The beggar's name is Aram. When he notices that some visiting monks are in the temple as well, he asks Balarma when he might speak to them; he's informed that in the evening they gather for discussion.
Time warp to that evening. Aram chats it up with Sam's monks. He wonders why so many of their order have come so far southwest so quickly, but they simply reply that they are a wandering order.
Aram tries to kill a bug, but the monks request he does not under the practice of the doctrine of ahimsa. Aram gives some argument that killing the bug would totally be in order with ahimsa but says he won't kill it anyway.
A monk of Ratri's order suggests Aram is a scholar, but Aram denies this. He does say, though, that if a scholar should be present he'd like to meet this person (all the while reaching to kill that dastardly bug).
Everyone suddenly looks at the door, and Aram turns to see what the hubbub is about. There stands Yama, dressed in his godly nines.
Yama's mama didn't raise no fool, either—he instantly recognizes Aram for Mara, god of illusion.
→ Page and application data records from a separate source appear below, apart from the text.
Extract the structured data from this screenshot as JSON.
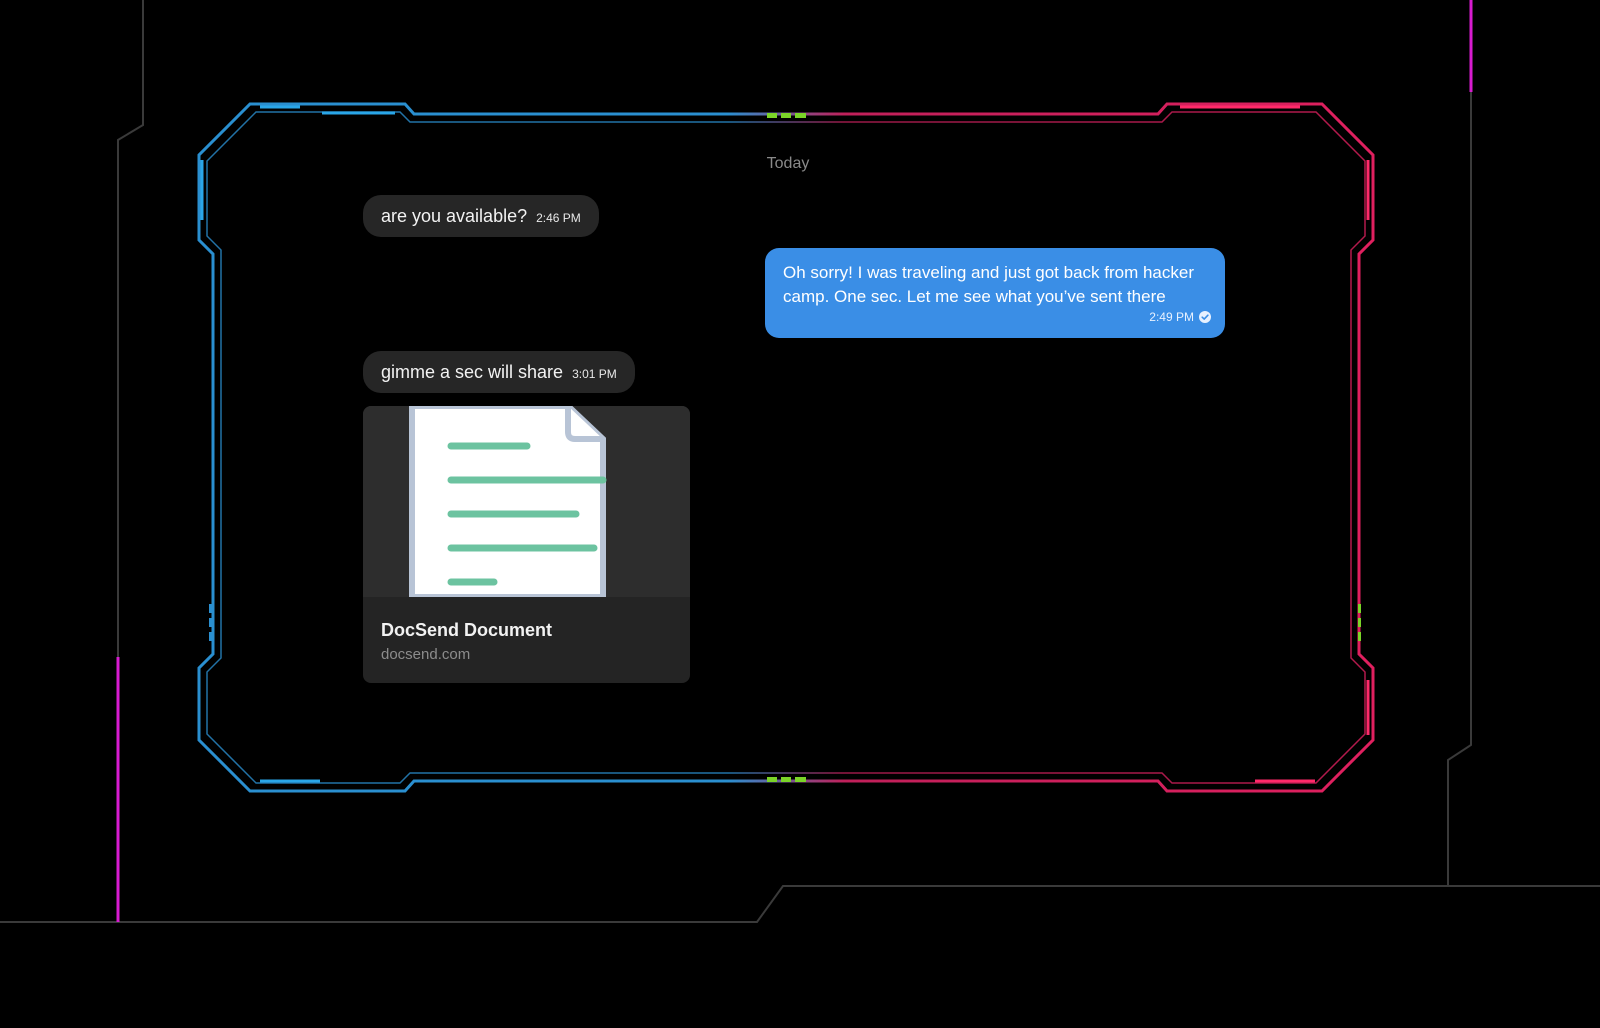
{
  "conversation": {
    "day_label": "Today",
    "messages": [
      {
        "direction": "incoming",
        "text": "are you available?",
        "time": "2:46 PM"
      },
      {
        "direction": "outgoing",
        "text": "Oh sorry!  I was traveling and just got back from hacker camp.  One sec.  Let me see what you’ve sent there",
        "time": "2:49 PM",
        "status_icon": "read-check-icon"
      },
      {
        "direction": "incoming",
        "text": "gimme a sec will share",
        "time": "3:01 PM"
      }
    ],
    "link_preview": {
      "title": "DocSend Document",
      "domain": "docsend.com",
      "thumbnail_icon": "document-icon"
    }
  },
  "colors": {
    "background": "#000000",
    "frame_left": "#2a8fd0",
    "frame_right": "#e0205f",
    "frame_accent": "#7bd428",
    "accent_magenta": "#d81bd0",
    "outgoing_bubble": "#3a8ee6",
    "incoming_bubble": "#262626",
    "doc_line": "#6cc3a0"
  }
}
Mara doesn't believe Yama's fallen powers can match his own, but Yama's not going to let this opportunity to pass him by. The gods are going to throw down.
Mara attempts to use illusion to scare Yama, but Yama doesn't fall for it, and he reminds the god of illusion that he faces the true death with him as an opponent.
He backs Mara into a wall and grabs the god's throat. Mara gets desperate, changing his form into Yama's, but no dice.
Then Mara chooses Kali's form. Yama hesitates for a moment but breaks the god's neck anyway. Winner by permanent knockout.
He curses the god with no rebirth, but also orders the monks to perform all the death rites before leaving.
Well, what's a group to do when they've got a death god on their hands? They'll just alter the truth. No biggie.
First, they'll rewrite Mara's mind as though it were a palimpsest, then they'll have Sam give a grand sermon while Ratri and Yama slightly alter the minds of all those present. Go team.
Sam gives a grand speech about the lies of words and the truth of the Nameless. It's really something that needs to be read as no summary could do it justice, and it's also a super important speech for understanding the novel's themes and symbols, so make sure to give this one a go on your own.
Ultimately, the plan works, and Karma's machines are none the wiser.
The next day, they begin their journey to Khaipur. Yama congratulates Sam on his sermon.
Overhead, Shiva's chariot races across the sky a couple of times, hunting for either Mara or them or both. They manage to hide from it.
On the third day of their journey, they come to the river Deeva and charter a boat to Khaipur. As they travel, Ratri communicates with Sam by way of the night—she says that Yama believes the Golden Cloud has changed him.
Sam says it might have, but he will still rekindle his war with the gods.